Do I need to make an appointment to visit your library?
Is my building historically designated or in a historic district?
Answer coming soon.
Where can I find out about funding for historic preservation?
If I own a historic house, do I need Historic Ithaca’s permission to make changes to it?
Answer coming soon!
How many members do you have?
Historic Ithaca is not a formal membership organization, but there are over 250 “Friends of Historic Ithaca”, donors who have given $25 or more in the past year.
What’s the difference between Historic Ithaca and the History Center?
Historic Ithaca educates and advocates for historic buildings, sites, and landscapes, and maintains a library and archive of information related to buildings and sites in Tompkins County. The History Center is basically our county-wide historical society. Their focus is on social history and material culture, and they maintain an archive and operate a museum. Of course, we share some common goals and interests, and we frequently work together on projects and special events.
Is Historic Ithaca associated with Significant Elements?
Yes, Significant Elements is a program of Historic Ithaca (since 1991!)
Are you located in the same building as Significant Elements?
- Our three-story warehouse at 212 Center Street houses the Significant Elements architectural salvage store as well as our Work Preserve job training program. Many of our classes and workshops take place in the Conservation Lab classroom located within the building.
210 Center Street, next door to Significant Elements, houses our offices.
What does Historic Ithaca do?
- HI’s activities run the gamut from low-cost programming such as the Preservation Basics Series to hands-on workshops, tours, and special events.
- By speaking out on important preservation and planning issues in the community, HI is the voice for preservation in Tompkins County.
- HI’s professionally-trained staff assist building owners by referring architects and contractors, providing technical assistance with tax credits and National Register nominations, and by consulting on restoration and rehabilitation work.
- Historic Ithaca provides job training in the Significant Elements program to low-income youth and adults through partnerships with local social service agencies. A grant from the Ithaca Urban Renewal Agency will allow HI to greatly expand this program starting in September 2010. Participants will gain work experience and training in basic carpentry and restoration skills.
Don’t old buildings need a lot of costly work to become energy efficient and “green”?
- Buildings constructed before 1920 are actually more energy efficient than those built between 1920 and 2000, according to 2003 data from the U.S. Energy Information Agency.
- Older buildings can be successfully retrofitted with insulation and other features to improve their energy performance.
- Historic buildings are often located in walkable, mixed-use neighborhoods or near access to public transportation.

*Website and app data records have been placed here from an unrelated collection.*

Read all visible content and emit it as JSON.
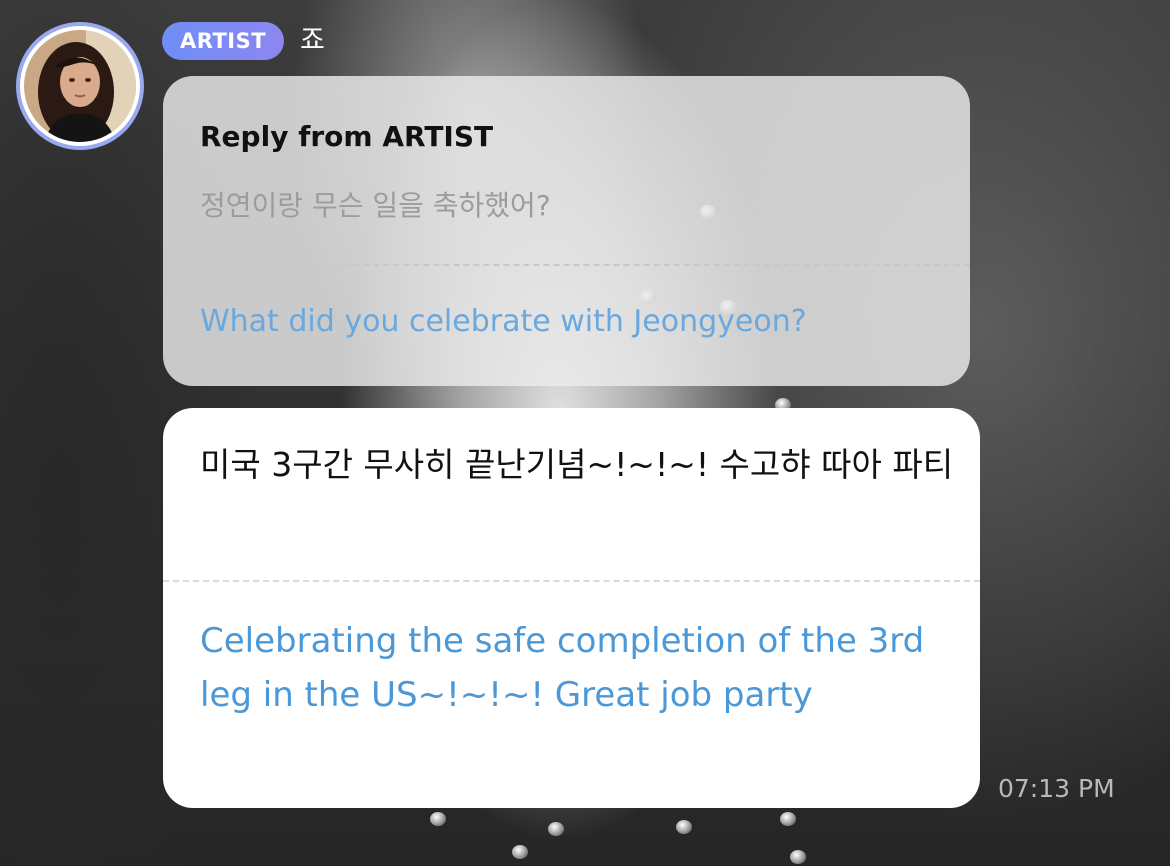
{
  "post": {
    "badge": "ARTIST",
    "sender_name": "죠",
    "avatar_icon": "profile-photo-icon"
  },
  "reply": {
    "title": "Reply from ARTIST",
    "original_ko": "정연이랑 무슨 일을 축하했어?",
    "original_en": "What did you celebrate with Jeongyeon?"
  },
  "message": {
    "text_ko": "미국 3구간 무사히 끝난기념~!~!~! 수고햐 따아 파티",
    "text_en": "Celebrating the safe completion of the 3rd leg in the US~!~!~! Great job party",
    "time": "07:13 PM"
  },
  "colors": {
    "badge_gradient_start": "#6f8ef7",
    "badge_gradient_end": "#8d86f0",
    "translation_blue": "#4a98d8",
    "avatar_ring": "#9aa8f0"
  }
}
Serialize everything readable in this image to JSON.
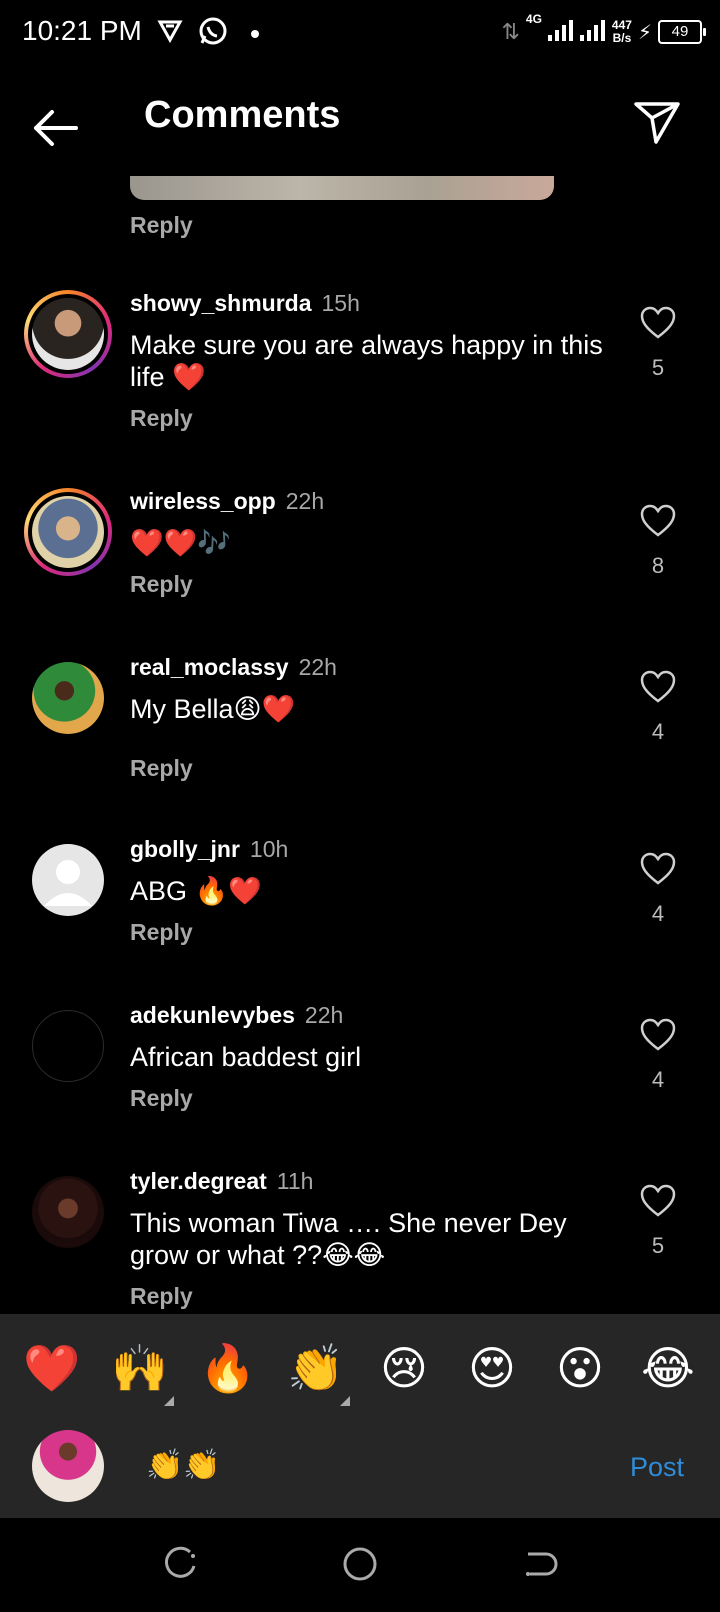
{
  "status_bar": {
    "time": "10:21 PM",
    "network": "4G",
    "speed_value": "447",
    "speed_unit": "B/s",
    "battery": "49"
  },
  "header": {
    "title": "Comments"
  },
  "top_reply": "Reply",
  "comments": [
    {
      "username": "showy_shmurda",
      "time": "15h",
      "text": "Make sure you are always happy in this life ❤️",
      "reply": "Reply",
      "likes": "5"
    },
    {
      "username": "wireless_opp",
      "time": "22h",
      "text": "❤️❤️🎶",
      "reply": "Reply",
      "likes": "8"
    },
    {
      "username": "real_moclassy",
      "time": "22h",
      "text": "My Bella😩❤️",
      "reply": "Reply",
      "likes": "4"
    },
    {
      "username": "gbolly_jnr",
      "time": "10h",
      "text": "ABG 🔥❤️",
      "reply": "Reply",
      "likes": "4"
    },
    {
      "username": "adekunlevybes",
      "time": "22h",
      "text": "African baddest girl",
      "reply": "Reply",
      "likes": "4"
    },
    {
      "username": "tyler.degreat",
      "time": "11h",
      "text": "This woman Tiwa …. She never Dey grow or what ??😂😂",
      "reply": "Reply",
      "likes": "5"
    }
  ],
  "emoji_bar": [
    "❤️",
    "🙌",
    "🔥",
    "👏",
    "😢",
    "😍",
    "😮",
    "😂"
  ],
  "composer": {
    "text": "👏👏",
    "post_label": "Post"
  },
  "colors": {
    "background": "#000000",
    "panel": "#262626",
    "secondary_text": "#a8a8a8",
    "post_blue": "#2f8cd8"
  }
}
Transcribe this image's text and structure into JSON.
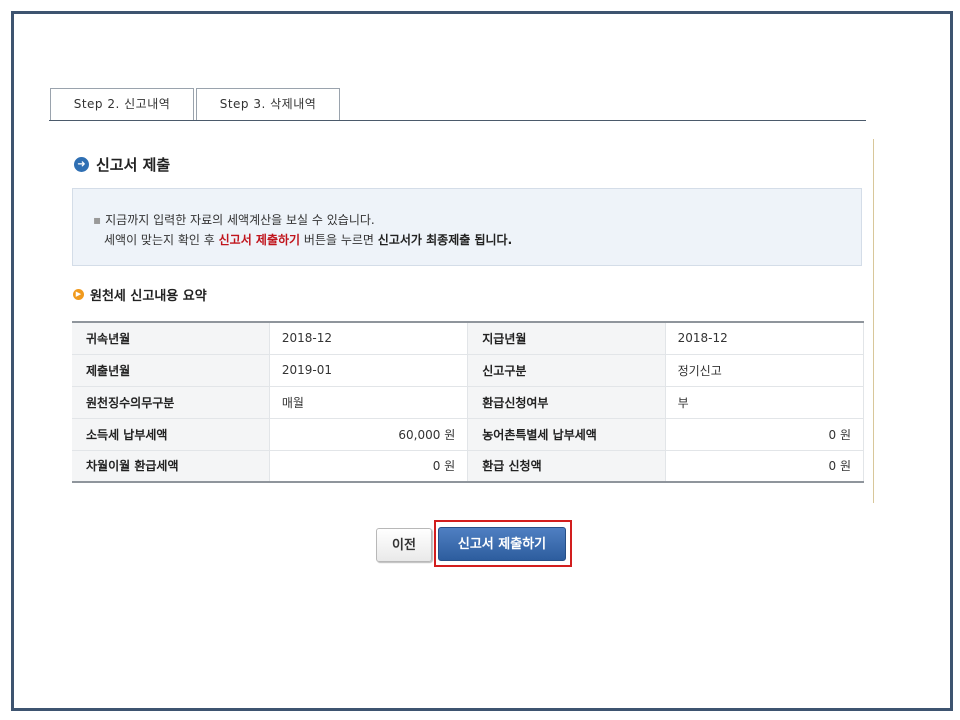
{
  "tabs": [
    {
      "label": "Step 2. 신고내역"
    },
    {
      "label": "Step 3. 삭제내역"
    }
  ],
  "section": {
    "title": "신고서 제출"
  },
  "notice": {
    "line1": "지금까지 입력한 자료의 세액계산을 보실 수 있습니다.",
    "line2_pre": "세액이 맞는지 확인 후 ",
    "line2_red": "신고서 제출하기",
    "line2_mid": " 버튼을 누르면 ",
    "line2_bold": "신고서가 최종제출 됩니다."
  },
  "summary": {
    "title": "원천세 신고내용 요약",
    "rows": [
      {
        "l1": "귀속년월",
        "v1": "2018-12",
        "l2": "지급년월",
        "v2": "2018-12"
      },
      {
        "l1": "제출년월",
        "v1": "2019-01",
        "l2": "신고구분",
        "v2": "정기신고"
      },
      {
        "l1": "원천징수의무구분",
        "v1": "매월",
        "l2": "환급신청여부",
        "v2": "부"
      },
      {
        "l1": "소득세 납부세액",
        "v1": "60,000 원",
        "l2": "농어촌특별세 납부세액",
        "v2": "0 원"
      },
      {
        "l1": "차월이월 환급세액",
        "v1": "0 원",
        "l2": "환급 신청액",
        "v2": "0 원"
      }
    ]
  },
  "buttons": {
    "prev": "이전",
    "submit": "신고서 제출하기"
  },
  "colors": {
    "frame": "#3e5470",
    "submit_button": "#2d5d9e",
    "highlight": "#d21e1e",
    "accent_red": "#c0141c"
  }
}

- Rehabilitation and restoration of existing buildings keeps demolition and construction debris out of landfills (which accounts for about 25% of municipal waste).
- Existing buildings have “embodied energy” – the cumulative energy inputs of the growth, harvesting, manufacturing, transportation, and assembly of materials. Embodied energy is lost when a building is demolished; even a state-of-the-art “green” new building would take about 60 years to recoup this lost energy.

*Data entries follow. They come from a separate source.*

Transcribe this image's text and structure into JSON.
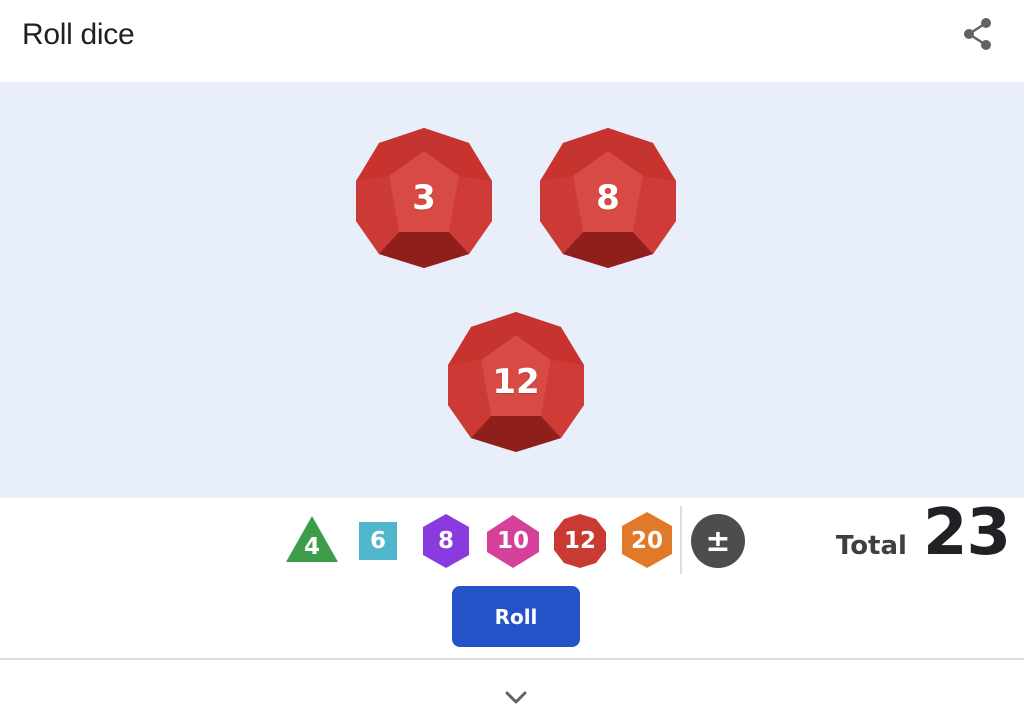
{
  "header": {
    "title": "Roll dice",
    "share_icon": "share-icon"
  },
  "tray": {
    "dice": [
      {
        "type": "d12",
        "value": "3"
      },
      {
        "type": "d12",
        "value": "8"
      },
      {
        "type": "d12",
        "value": "12"
      }
    ],
    "total_label": "Total",
    "total_value": "23",
    "die_color": "#d43d37"
  },
  "selector": {
    "dice_types": [
      {
        "label": "4",
        "shape": "triangle",
        "color": "#3e9d4b"
      },
      {
        "label": "6",
        "shape": "square",
        "color": "#50b6cb"
      },
      {
        "label": "8",
        "shape": "hexagon",
        "color": "#8a3be0"
      },
      {
        "label": "10",
        "shape": "hexagon",
        "color": "#d5409a"
      },
      {
        "label": "12",
        "shape": "octagon",
        "color": "#c93a33"
      },
      {
        "label": "20",
        "shape": "hexagon",
        "color": "#e0792a"
      }
    ],
    "modifier_label": "±",
    "modifier_color": "#4d4d4d"
  },
  "roll_button": {
    "label": "Roll",
    "color": "#2452c7"
  },
  "footer": {
    "expand_icon": "chevron-down-icon"
  }
}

What is historic preservation?
- Historic preservation revives and maintains livable, vibrant, sustainable and attractive communities by preserving and revitalizing older and historic buildings.

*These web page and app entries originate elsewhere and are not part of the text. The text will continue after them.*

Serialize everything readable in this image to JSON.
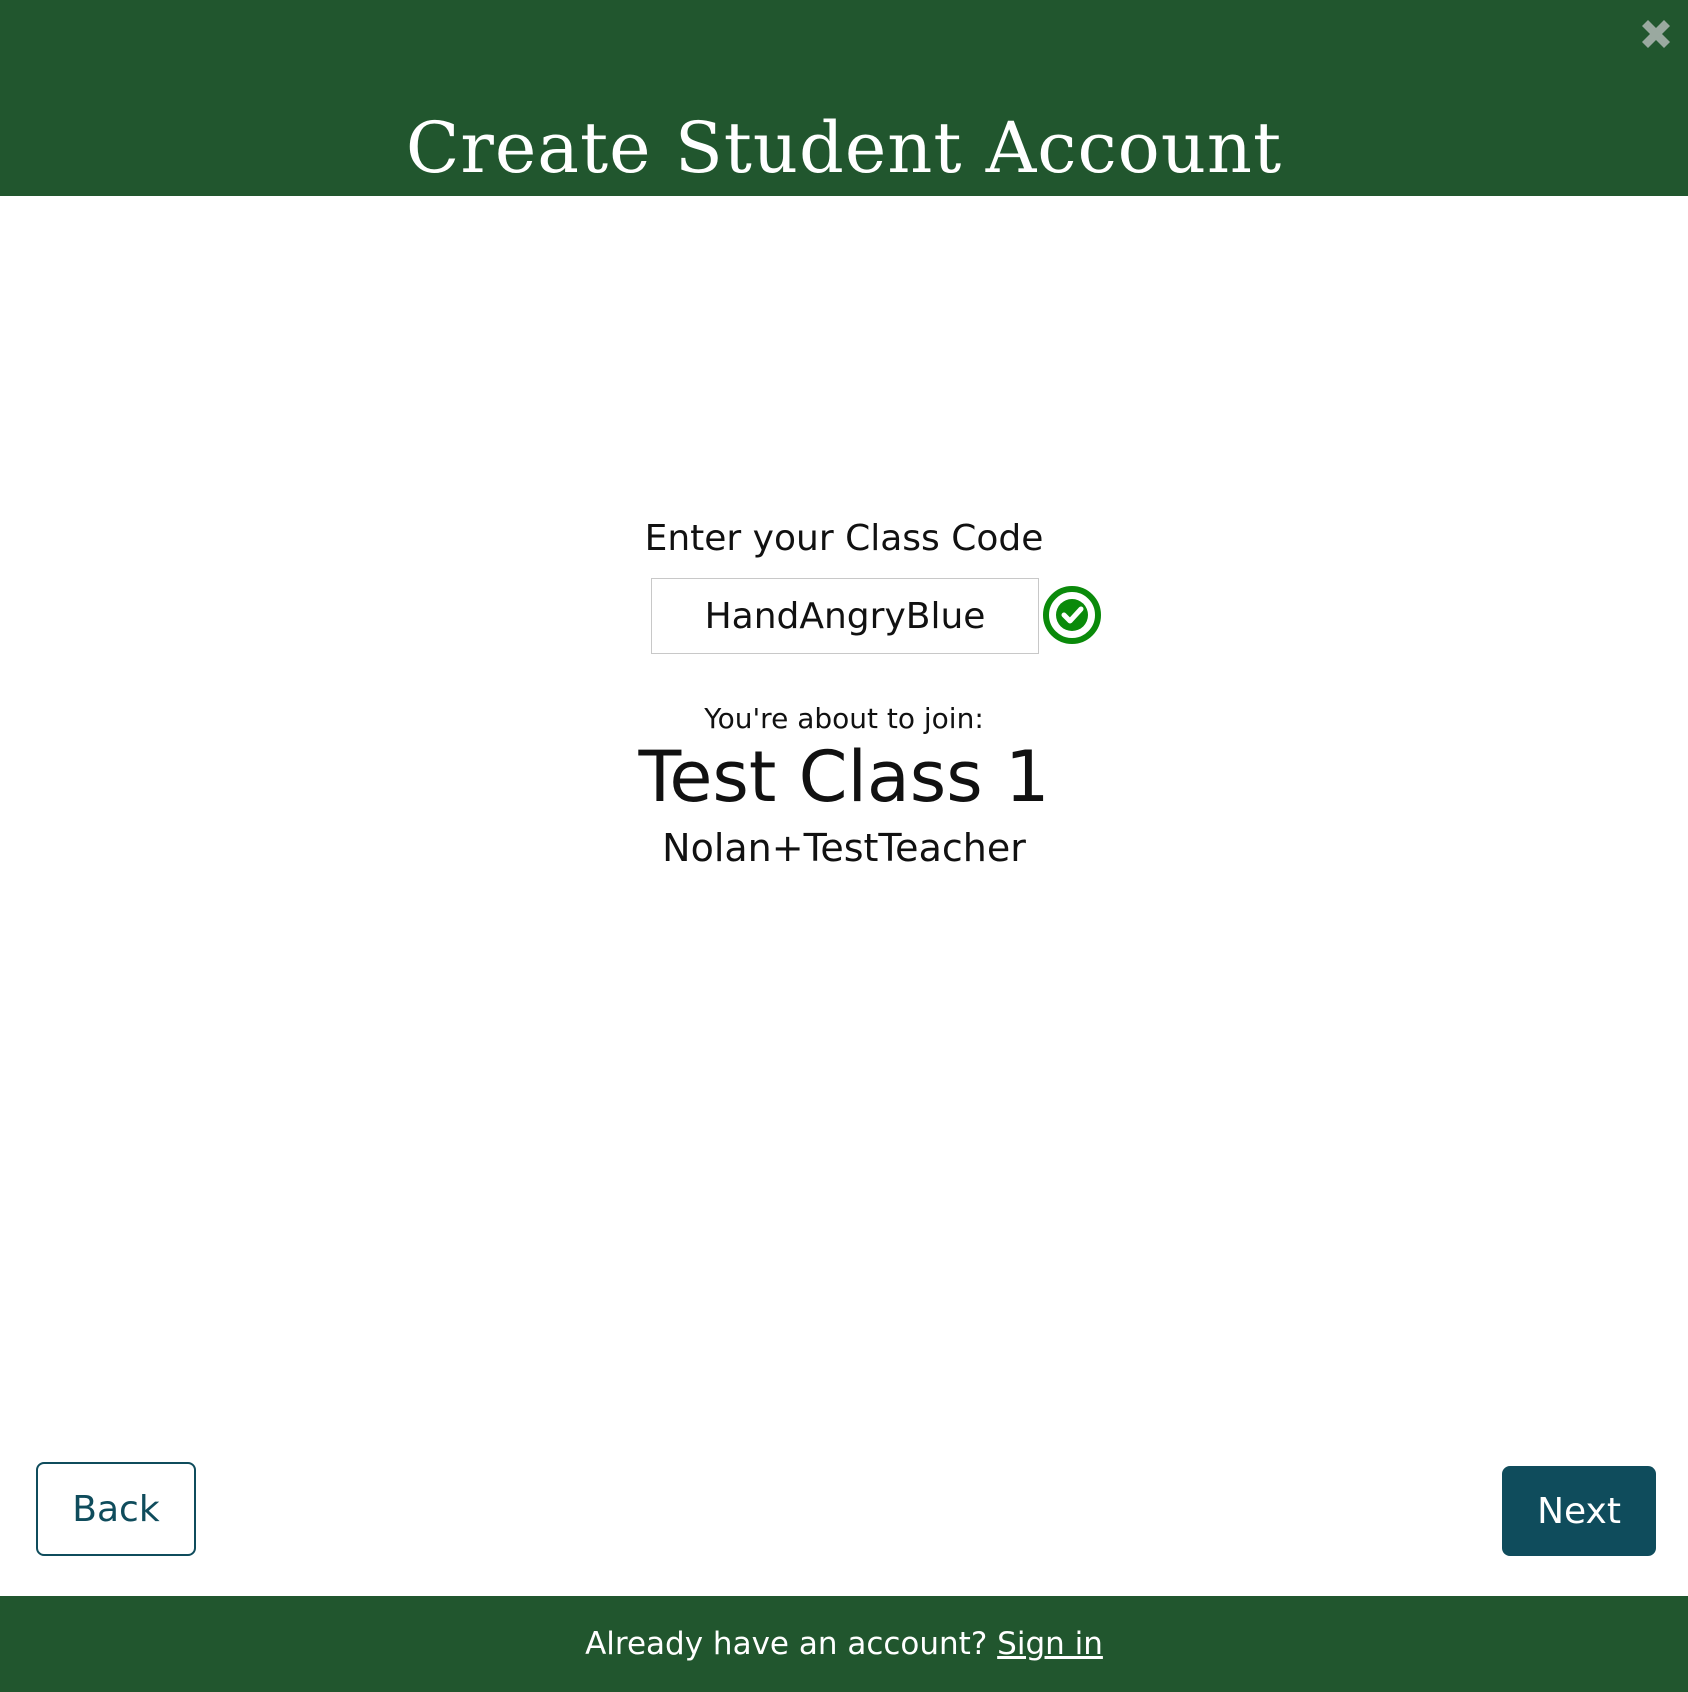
{
  "header": {
    "title": "Create Student Account",
    "close_icon": "close-x-icon"
  },
  "class_code": {
    "label": "Enter your Class Code",
    "value": "HandAngryBlue",
    "status_icon": "check-circle-icon"
  },
  "join_info": {
    "prompt": "You're about to join:",
    "class_name": "Test Class 1",
    "teacher_name": "Nolan+TestTeacher"
  },
  "buttons": {
    "back_label": "Back",
    "next_label": "Next"
  },
  "footer": {
    "prompt": "Already have an account?",
    "sign_in_label": "Sign in"
  },
  "colors": {
    "header_bg": "#21562e",
    "button_primary": "#0f4c5c",
    "check_green": "#0a8a0a",
    "close_gray": "#9aa9a0"
  }
}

- Preservation fosters economic development by fueling reinvestment in existing infrastructure, creating quality skilled jobs, and reinvigorating downtowns.
It helps maintain a “sense of place”—those distinctive qualities that define neighborhoods, cities, and regions.